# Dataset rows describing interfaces
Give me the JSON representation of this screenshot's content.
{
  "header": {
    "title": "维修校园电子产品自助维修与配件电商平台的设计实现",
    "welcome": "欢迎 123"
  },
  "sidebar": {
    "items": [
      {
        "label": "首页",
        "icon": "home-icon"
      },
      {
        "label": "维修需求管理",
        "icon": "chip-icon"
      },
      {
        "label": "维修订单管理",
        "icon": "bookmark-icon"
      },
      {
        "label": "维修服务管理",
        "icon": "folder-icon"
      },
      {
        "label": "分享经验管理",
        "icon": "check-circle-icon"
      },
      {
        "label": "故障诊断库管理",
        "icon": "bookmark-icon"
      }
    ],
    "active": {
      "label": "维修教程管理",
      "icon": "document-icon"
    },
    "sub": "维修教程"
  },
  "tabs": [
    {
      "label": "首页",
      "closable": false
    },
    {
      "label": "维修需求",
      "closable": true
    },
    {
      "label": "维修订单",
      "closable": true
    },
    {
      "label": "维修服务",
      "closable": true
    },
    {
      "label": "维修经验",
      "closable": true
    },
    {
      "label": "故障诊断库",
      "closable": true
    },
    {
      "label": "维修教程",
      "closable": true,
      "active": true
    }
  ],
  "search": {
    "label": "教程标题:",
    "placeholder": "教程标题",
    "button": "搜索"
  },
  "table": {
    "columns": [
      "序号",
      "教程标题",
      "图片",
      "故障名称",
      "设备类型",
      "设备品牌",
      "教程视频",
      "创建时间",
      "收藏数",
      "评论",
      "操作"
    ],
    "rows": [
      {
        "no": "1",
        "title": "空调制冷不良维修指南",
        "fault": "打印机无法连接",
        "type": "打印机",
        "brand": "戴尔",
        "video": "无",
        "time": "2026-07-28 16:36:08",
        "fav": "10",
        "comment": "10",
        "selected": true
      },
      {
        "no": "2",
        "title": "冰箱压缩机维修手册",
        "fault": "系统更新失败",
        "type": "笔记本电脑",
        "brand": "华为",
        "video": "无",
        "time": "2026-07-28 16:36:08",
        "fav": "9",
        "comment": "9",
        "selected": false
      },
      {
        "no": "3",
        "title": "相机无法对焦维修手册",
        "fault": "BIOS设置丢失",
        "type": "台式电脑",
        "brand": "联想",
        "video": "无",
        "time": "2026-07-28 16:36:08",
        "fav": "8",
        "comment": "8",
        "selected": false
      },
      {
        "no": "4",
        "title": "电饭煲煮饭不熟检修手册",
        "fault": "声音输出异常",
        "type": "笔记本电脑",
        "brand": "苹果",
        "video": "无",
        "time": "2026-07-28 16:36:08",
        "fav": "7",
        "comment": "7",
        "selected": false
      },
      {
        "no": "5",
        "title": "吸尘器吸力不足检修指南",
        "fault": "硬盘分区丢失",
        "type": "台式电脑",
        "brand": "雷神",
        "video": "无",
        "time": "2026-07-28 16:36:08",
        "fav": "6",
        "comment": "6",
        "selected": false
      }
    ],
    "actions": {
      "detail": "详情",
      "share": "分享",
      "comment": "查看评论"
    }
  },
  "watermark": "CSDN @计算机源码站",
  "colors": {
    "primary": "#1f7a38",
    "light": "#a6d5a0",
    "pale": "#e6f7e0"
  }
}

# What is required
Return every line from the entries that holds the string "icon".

# Answer to the exercise
        "icon": "home-icon"
        "icon": "chip-icon"
        "icon": "bookmark-icon"
        "icon": "folder-icon"
        "icon": "check-circle-icon"
        "icon": "bookmark-icon"
      "icon": "document-icon"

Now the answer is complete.